Tracking down Y = C + I + G + NX, I came across an old Steve Roth post: Why Does Y Equal Real GDP?. Roth and correspondents get into a lot of discussion that I want to skirt. My motivating question was: Does the Y represent real GDP or nominal GDP (or does it perhaps represent real output, which is not really the same as any GDP)? Short answer: It seems to be ambiguous at best. That'll do for now.
While I was reading Roth's post and some of the comments I got distracted by a different thought. Let me take you through it.
Roth opens by looking at two macroeconomic identities from a Nick Rowe post. The first of these is the National Income Identity:
C is consumer spending. I is business investment spending. G is government spending. And NX is net exports.
Later in the post, Roth quotes Saturos:
Matt Yglesias (http://www.slate.com/blogs/moneybox/2012/05/13/fun_with_accounting_identities.html) has a new post in which he takes Scott Sumner’s version: MV = C + I + G + NX. That might be the best approach of all – it shows you that all the changes in “income accounting” variables that get reported on the news must all be manifestations of fluctuations in the overall volume of spending, MV.

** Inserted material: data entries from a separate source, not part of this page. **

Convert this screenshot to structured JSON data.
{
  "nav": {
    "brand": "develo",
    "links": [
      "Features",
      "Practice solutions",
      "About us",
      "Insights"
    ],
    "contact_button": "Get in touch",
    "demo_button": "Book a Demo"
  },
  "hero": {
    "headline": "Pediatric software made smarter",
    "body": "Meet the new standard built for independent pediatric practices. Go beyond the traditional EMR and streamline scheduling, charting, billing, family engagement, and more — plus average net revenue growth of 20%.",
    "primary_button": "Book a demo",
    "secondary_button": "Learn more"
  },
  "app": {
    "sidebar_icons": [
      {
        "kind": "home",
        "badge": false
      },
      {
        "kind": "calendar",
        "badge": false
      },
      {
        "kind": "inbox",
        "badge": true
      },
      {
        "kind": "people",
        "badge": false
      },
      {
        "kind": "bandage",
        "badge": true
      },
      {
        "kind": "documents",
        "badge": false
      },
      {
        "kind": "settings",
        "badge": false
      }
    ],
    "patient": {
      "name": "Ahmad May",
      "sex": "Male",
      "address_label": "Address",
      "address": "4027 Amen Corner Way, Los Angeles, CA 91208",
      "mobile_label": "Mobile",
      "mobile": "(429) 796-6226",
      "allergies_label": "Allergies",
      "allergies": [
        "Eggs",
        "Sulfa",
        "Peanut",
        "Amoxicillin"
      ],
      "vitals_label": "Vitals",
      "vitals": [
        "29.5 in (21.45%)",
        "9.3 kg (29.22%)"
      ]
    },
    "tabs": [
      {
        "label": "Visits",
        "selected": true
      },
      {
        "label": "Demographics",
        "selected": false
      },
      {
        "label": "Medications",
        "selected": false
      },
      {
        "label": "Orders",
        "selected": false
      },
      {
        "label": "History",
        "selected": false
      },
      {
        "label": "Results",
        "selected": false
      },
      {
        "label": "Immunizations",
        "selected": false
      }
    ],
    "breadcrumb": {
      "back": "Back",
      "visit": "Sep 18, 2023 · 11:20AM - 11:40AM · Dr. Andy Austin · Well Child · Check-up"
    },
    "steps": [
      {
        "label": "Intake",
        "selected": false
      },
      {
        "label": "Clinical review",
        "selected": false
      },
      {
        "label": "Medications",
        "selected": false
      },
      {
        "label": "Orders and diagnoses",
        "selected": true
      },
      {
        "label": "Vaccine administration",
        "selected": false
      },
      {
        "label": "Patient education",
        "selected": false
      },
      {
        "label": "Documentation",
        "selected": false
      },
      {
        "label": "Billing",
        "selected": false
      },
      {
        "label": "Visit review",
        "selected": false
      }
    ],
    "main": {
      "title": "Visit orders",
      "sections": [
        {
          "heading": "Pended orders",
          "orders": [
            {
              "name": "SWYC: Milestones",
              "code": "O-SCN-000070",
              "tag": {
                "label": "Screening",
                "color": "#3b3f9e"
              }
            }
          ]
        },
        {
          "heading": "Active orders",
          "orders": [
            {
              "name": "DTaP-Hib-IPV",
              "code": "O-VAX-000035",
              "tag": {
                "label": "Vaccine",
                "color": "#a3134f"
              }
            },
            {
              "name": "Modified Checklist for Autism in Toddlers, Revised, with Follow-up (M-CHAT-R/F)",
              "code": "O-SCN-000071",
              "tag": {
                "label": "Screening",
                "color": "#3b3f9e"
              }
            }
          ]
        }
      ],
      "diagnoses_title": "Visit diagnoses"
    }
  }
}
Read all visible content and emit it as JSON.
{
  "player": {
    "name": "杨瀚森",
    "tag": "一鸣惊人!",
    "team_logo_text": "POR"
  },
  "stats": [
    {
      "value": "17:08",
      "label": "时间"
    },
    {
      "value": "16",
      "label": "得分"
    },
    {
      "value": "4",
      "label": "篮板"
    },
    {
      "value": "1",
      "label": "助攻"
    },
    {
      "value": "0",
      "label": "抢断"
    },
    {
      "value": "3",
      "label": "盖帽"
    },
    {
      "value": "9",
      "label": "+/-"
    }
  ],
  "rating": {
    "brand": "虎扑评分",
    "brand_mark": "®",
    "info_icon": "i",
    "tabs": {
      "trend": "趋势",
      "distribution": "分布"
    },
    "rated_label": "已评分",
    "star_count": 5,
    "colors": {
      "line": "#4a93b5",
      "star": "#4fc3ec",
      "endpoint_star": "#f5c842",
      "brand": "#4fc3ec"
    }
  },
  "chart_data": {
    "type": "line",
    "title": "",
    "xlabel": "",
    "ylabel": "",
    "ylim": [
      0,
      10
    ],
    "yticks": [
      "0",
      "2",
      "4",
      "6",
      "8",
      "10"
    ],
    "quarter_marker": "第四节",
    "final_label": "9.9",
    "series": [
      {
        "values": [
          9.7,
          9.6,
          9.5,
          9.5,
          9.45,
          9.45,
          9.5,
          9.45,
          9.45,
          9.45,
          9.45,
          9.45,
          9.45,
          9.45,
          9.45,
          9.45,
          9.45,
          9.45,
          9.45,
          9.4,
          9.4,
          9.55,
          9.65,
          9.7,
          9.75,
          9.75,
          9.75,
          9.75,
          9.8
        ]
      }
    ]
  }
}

(Yglesias says Y represents "real output" but doesn't say whether he distinguishes "output" from GDP. The difference? Output is output; GDP is a measurement.)
It stops me cold when Saturos refers to "the overall volume of spending, MV."
Now... Nobody's identifying any FRED series here, so everything is much like the meaning of Y: Ambiguous at best.
Usually, though, M is some quantity of money, maybe FRED's M1 or M2, and V is the value you get when you divide nominal GDP by the M you are using. So MV (or M multiplied by V) is really
The M's cancel out, and you're left with nominal GDP. (This does not answer Steve Roth's question; rather, it seems to be what gave rise to it.)
Back to Saturos. Saturos says MV is the overall volume of spending. And we have just seen that MV is equal to nominal GDP. Therefore, Saturos is saying nominal GDP is the overall volume of spending. That's what stopped me cold.
Nominal GDP is NOT the overall volume of spending. It is the overall volume of final spending, with none of the "intermediate" spending. Nominal GDP is just the cream on top, not the whole bottle of unhomogenized milk. Got it?
Farther down, in the comments, Steve Roth replied to Andrew. Roth wrote:
Again, this is not correct. GDP is not total spending. GDP is final spending only.
Total spending includes both final and "intermediate" spending. GDP includes the final spending, but excludes the much larger intermediate spending. Why count only final spending? Because final spending is the cream, that's why.
I'm not picking on Roth and Saturos. Everybody makes this mistake. I've even seen it in the New York Times. But here's the thing: I'm in the middle of trying to define a measure to use as context, so that I don't have to use GDP all the time. I want to move from using GDP -- the sum of final spending -- to using a much broader measure. For my "context" variable, I want to use the sum of total spending, not the sum of final spending.
People who think GDP is a measure of total spending will never understand.